Seth Swirsky is a Beverly Hills sports memorabilia collector who has spent a lifetime writing to baseball players and keeping the many letters and notes sent to him in return. "Every Pitcher Tells A Story" (1999, Time Books) is a compilation of those letters.

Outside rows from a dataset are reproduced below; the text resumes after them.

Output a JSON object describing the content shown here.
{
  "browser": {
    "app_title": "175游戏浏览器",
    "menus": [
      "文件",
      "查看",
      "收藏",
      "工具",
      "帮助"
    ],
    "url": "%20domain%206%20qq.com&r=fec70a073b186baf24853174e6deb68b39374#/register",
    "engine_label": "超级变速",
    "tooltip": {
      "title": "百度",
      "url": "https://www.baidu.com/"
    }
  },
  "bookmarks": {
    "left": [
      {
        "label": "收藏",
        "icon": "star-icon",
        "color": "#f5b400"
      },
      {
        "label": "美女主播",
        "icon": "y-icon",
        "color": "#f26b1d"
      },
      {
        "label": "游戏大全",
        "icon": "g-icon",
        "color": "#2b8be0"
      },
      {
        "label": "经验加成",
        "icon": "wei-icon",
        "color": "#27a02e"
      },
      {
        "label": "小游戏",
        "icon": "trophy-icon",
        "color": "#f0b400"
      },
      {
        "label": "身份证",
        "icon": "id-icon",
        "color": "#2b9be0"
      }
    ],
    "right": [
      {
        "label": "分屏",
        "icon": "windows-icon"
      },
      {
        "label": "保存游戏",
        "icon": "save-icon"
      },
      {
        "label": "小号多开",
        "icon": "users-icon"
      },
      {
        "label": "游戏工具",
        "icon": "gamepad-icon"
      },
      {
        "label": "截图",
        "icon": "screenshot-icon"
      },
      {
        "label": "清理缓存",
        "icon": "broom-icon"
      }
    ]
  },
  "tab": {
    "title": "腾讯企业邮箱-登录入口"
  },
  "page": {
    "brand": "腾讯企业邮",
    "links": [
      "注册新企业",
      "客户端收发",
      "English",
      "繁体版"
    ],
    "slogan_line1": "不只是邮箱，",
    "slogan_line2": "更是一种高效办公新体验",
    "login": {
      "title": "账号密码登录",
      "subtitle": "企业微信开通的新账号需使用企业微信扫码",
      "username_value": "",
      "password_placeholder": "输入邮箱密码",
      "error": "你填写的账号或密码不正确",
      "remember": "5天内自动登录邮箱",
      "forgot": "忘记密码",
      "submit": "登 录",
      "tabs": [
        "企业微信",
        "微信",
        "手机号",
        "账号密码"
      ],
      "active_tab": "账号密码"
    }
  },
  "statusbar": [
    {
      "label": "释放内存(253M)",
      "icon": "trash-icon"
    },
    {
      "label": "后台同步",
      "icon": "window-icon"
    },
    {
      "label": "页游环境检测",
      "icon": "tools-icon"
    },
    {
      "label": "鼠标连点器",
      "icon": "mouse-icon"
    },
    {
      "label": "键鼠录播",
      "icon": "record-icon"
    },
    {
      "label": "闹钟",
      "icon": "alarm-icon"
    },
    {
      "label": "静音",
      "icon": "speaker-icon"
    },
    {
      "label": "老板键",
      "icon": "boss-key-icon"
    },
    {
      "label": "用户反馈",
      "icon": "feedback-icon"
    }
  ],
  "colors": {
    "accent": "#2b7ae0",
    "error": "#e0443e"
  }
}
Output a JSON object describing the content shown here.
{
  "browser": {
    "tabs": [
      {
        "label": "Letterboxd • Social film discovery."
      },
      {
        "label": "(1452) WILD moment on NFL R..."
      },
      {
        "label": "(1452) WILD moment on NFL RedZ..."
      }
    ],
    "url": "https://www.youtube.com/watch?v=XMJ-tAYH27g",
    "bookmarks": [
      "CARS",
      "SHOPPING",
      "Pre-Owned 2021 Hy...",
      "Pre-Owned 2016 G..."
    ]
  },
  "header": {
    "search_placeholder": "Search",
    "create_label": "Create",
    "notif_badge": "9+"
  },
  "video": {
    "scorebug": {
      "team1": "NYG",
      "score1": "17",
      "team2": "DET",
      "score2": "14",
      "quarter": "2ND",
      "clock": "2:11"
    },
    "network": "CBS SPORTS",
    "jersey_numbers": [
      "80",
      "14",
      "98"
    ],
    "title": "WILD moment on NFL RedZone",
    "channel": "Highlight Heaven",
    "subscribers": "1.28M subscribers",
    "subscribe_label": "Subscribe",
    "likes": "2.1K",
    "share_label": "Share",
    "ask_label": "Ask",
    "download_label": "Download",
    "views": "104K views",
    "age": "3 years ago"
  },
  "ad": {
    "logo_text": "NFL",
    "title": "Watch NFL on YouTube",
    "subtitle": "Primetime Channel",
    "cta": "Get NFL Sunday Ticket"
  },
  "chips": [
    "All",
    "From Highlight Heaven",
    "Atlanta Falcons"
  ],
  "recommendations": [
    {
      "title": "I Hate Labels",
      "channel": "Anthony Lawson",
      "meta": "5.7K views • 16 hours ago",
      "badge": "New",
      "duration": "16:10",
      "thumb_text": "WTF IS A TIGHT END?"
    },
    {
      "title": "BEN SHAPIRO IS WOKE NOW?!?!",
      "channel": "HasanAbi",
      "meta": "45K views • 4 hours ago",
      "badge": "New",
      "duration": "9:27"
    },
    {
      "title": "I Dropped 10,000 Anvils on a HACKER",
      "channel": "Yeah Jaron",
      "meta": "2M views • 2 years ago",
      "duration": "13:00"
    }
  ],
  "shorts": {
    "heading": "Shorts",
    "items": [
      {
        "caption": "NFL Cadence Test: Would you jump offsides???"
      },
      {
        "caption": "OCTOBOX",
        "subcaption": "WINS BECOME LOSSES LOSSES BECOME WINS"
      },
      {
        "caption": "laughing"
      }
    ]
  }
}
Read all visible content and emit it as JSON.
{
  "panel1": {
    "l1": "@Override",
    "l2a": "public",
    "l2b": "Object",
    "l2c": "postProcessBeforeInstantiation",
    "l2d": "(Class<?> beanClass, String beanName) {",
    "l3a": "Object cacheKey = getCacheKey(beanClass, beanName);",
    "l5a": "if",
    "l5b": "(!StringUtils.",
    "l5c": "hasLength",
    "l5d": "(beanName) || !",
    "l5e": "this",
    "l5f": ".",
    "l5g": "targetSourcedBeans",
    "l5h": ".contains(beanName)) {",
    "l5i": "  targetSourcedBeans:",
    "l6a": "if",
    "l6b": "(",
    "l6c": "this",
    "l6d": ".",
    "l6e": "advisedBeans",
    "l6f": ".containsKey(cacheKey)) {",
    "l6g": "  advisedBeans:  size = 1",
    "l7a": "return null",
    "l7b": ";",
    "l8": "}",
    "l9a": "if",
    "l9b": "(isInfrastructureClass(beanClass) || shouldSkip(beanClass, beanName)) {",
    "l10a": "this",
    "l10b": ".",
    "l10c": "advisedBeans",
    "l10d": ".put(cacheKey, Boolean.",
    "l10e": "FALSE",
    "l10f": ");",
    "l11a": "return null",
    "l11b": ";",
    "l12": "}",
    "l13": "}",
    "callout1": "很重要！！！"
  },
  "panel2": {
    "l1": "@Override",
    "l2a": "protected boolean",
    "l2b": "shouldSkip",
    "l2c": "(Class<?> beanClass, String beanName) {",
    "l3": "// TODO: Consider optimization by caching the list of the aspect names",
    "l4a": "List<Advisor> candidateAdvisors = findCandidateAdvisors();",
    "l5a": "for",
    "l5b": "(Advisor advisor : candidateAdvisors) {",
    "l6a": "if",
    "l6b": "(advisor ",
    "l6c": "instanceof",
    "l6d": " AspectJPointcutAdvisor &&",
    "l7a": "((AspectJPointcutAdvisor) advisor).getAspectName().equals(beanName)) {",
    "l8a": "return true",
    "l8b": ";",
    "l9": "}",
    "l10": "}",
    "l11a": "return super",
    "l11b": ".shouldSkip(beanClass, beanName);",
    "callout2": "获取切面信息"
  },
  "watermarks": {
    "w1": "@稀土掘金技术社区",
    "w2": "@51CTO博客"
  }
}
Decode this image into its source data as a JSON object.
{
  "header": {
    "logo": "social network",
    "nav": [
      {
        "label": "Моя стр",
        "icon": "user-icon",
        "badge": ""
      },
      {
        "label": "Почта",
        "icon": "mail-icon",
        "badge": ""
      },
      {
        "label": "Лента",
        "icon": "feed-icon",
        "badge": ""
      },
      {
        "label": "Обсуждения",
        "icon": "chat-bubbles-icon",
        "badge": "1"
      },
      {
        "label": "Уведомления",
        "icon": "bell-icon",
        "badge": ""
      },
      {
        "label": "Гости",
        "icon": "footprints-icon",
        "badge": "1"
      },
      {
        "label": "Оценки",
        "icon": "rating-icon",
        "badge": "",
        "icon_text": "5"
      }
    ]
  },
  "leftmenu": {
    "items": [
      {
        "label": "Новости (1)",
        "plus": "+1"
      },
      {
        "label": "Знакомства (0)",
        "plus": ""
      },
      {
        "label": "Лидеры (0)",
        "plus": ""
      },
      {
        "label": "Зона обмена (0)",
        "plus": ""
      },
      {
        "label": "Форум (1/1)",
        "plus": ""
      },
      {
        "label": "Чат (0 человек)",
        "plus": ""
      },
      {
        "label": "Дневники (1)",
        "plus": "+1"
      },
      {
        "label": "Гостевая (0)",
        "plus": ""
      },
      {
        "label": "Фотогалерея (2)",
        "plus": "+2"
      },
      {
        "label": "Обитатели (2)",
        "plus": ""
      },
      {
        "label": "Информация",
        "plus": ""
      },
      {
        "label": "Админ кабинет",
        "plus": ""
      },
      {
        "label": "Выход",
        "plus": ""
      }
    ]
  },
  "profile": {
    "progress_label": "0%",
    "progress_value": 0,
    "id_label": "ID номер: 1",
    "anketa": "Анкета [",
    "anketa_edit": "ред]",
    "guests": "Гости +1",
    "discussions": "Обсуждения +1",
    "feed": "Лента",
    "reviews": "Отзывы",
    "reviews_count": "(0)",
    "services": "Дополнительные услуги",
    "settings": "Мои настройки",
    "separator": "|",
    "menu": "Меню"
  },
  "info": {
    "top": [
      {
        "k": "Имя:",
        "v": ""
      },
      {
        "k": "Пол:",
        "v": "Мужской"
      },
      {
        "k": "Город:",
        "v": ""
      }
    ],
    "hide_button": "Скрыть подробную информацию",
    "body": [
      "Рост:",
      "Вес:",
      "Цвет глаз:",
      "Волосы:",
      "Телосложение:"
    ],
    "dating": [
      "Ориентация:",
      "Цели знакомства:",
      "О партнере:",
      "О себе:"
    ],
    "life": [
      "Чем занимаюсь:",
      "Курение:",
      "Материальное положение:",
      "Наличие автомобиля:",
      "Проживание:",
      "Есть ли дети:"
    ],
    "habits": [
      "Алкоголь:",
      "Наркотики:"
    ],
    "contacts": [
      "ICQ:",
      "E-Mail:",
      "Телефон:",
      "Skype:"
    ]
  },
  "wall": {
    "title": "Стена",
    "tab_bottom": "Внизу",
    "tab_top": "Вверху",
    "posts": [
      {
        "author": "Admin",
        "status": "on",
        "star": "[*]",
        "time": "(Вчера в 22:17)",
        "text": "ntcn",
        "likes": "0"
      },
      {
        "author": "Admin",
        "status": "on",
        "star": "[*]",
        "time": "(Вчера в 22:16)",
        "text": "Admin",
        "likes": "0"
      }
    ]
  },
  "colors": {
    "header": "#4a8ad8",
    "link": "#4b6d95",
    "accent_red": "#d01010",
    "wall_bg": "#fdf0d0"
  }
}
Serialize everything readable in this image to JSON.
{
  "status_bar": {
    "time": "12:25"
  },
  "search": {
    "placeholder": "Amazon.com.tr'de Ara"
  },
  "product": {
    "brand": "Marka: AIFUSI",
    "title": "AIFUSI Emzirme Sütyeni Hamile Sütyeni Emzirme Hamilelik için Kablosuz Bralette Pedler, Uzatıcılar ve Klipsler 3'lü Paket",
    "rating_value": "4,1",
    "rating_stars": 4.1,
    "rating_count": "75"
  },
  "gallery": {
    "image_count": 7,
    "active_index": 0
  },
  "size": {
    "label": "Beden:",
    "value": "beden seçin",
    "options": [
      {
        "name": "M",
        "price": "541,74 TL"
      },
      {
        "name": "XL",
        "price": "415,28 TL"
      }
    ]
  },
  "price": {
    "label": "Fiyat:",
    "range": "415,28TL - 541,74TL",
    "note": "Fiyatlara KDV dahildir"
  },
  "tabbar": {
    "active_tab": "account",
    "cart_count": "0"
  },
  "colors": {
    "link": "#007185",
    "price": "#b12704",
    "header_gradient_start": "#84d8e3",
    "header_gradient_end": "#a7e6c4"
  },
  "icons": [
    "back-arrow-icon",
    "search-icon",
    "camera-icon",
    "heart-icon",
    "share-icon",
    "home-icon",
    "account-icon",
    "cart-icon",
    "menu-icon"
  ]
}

While many of the athletes are not pitchers, Seth has a special fondness for moundsmen.
"But the tales that pitchers tell stand out above those told by all other players," Swirsky writes. "A pitcher stands alone on the mound…" Swirsky has compiled letters by pitchers in the Hall of Fame, and by pitchers the average baseball fan never heard of. His letters go back as far as Walter Johnson, but also includes such modern non-luminaries as Turk Wendell.
Superstar Steve Carlton writes that he went silent because the press was "breaking the trust that came with their access to the players." Roger Clemens refers to himself as "ROCKET". Cy Young's almost-indiscernible handwritten letter states that baseball cannot be learned "overnight." Cy spent about 30 years in the big leagues, so he ought to know. Bill "Spaceman" Lee probably sprinkled too much marijuana on his pancakes the day he wrote his chicken-scratch letter to Swirsky. Other letters of note include one from Dick Nixon on the Vice President's stationary; a once-classified order from O.S.S. boss "Wild Bill" Donavan directing catcher-turned-spy Moe Berg to capture a Nazi rocket scientist (Berg was later confused by a movie producer with the "Three Stooges" Moe); and self-publicity from "Ball Four" pitcher/author Jim Bouton.
Perhaps the most interesting is the1923 typed correspondence on letterhead saying "BASEBALL," in which Commissioner Kenesaw Mountain Landis crushes banned "Black Sox" star "Shoeless Joe" Jackson's desperate hope for re-instatement.
Causes Steven Travers Supports
Conservative, Christian, USC, American patriotism